Close

Search

Search Menu
Photonics Media Photonics Buyers' Guide Photonics EDU Photonics Spectra BioPhotonics EuroPhotonics Industrial Photonics Photonics Showcase Photonics ProdSpec Photonics Handbook
More News
share
Email Facebook Twitter Google+ LinkedIn Comments

  • Sunlight, Nanoparticles Break Down Pollutants

Photonics Spectra
Jan 2015
Endocrine disruptors mimic or block hormones, interfering with humans’ and animals’ reproductive organs, and causing other health problems.

A class of pollutants that negatively affects hormones can be broken down using nanoparticles and sunlight.

The method, developed at the Center for Advanced Materials at the Indian Association for the Cultivation of Science in Kolkata, India, neutralizes bisphenol A (BPA) and other endocrine disruptors. Endocrine disruptors can mimic or block hormones, interfering with the reproductive organs of humans and animals, and causing other health problems.

photocatalytic degradation of phenol
This chart demonstrates photocatalytic degradation of phenol using an rGO-Ag composite, rGO alone and Ag alone. The control line indicates photolysis without any catalyst. C/C0 = concentration ratio of endocrine disruptor (at any time with respect to initial concentration); e− = electron; h+ = light generated cationic charge/hole; HO = phenolic functional group present in endocrine disruptor; OH = phenolic functional group present in endocrine disruptor.

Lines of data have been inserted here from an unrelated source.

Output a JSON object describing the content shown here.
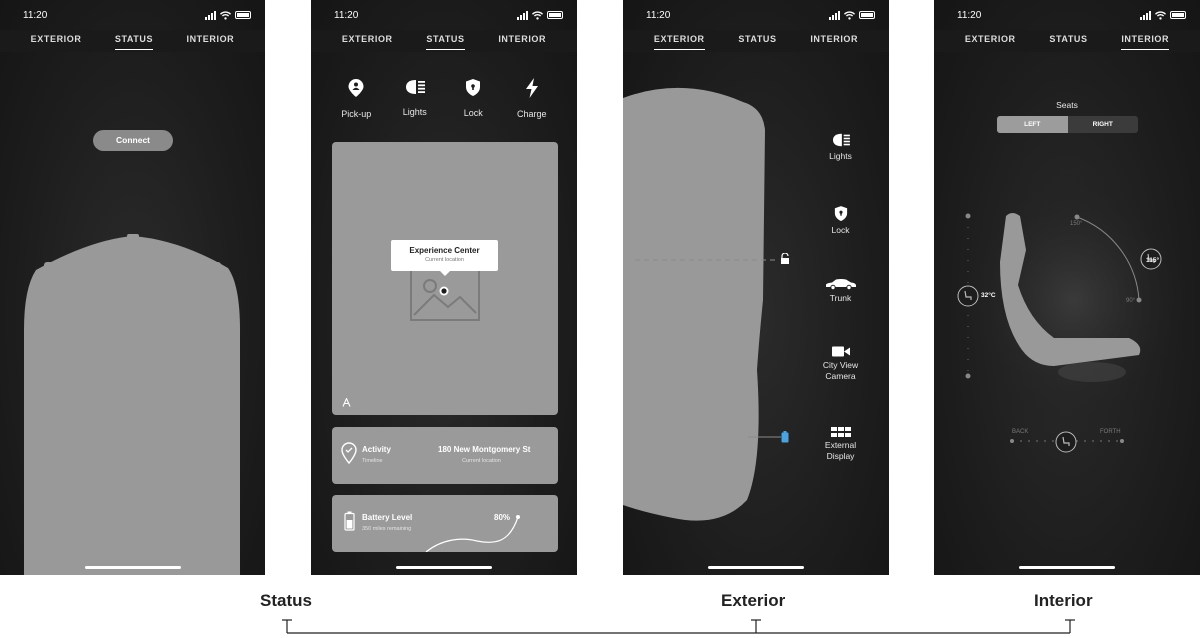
{
  "status_bar": {
    "time": "11:20"
  },
  "tabs": [
    "EXTERIOR",
    "STATUS",
    "INTERIOR"
  ],
  "screen1": {
    "connect_label": "Connect"
  },
  "screen2": {
    "actions": [
      "Pick-up",
      "Lights",
      "Lock",
      "Charge"
    ],
    "map": {
      "place": "Experience Center",
      "place_sub": "Current location"
    },
    "activity": {
      "title": "Activity",
      "sub": "Timeline",
      "address": "180 New Montgomery St",
      "address_sub": "Current location"
    },
    "battery": {
      "title": "Battery Level",
      "sub": "350 miles remaining",
      "percent": "80%"
    }
  },
  "screen3": {
    "controls": [
      {
        "label": "Lights",
        "icon": "headlight-icon"
      },
      {
        "label": "Lock",
        "icon": "shield-lock-icon"
      },
      {
        "label": "Trunk",
        "icon": "car-icon"
      },
      {
        "label_line1": "City View",
        "label_line2": "Camera",
        "icon": "camera-icon"
      },
      {
        "label_line1": "External",
        "label_line2": "Display",
        "icon": "grid-icon"
      }
    ]
  },
  "screen4": {
    "seats_title": "Seats",
    "seg_left": "LEFT",
    "seg_right": "RIGHT",
    "temperature": "32°C",
    "angle": "115°",
    "angle_max": "150°",
    "angle_min": "90°",
    "back_label": "BACK",
    "forth_label": "FORTH"
  },
  "captions": {
    "status": "Status",
    "exterior": "Exterior",
    "interior": "Interior"
  }
}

The researchers used a reduced graphene oxide composite with silver nanoparticles (rGO-Ag), which can act as an efficient photocatalyst to degrade these pollutants. They developed a large-scale synthesis method for rGO-Ag, enabling them to degrade BPA, phenol and atrazine under UV and visible light.

Earlier approaches to pollutant degradation have worked exclusively with UV light, which makes up just 6 percent of sunlight, whereas visible light makes up 52 percent of the solar spectrum.

The silver nanoparticles “offer visible-light-induced excitation of silver plasmons, and conductive rGO offers efficient charge separation and thus induces oxidative degradation of the organic pollutant,” the researchers reported.

This new technique could be used to break down other harmful organic compounds, according to the researchers.

The work was funded by India’s Department of Science & Technology and was published in Applied Materials & Interfaces (doi: 10.1021/am505677x).


Comments
Terms & Conditions Privacy Policy About Us Contact Us
back to top

Facebook Twitter Instagram LinkedIn YouTube RSS
©2016 Photonics Media
x Subscribe to Photonics Spectra magazine - FREE!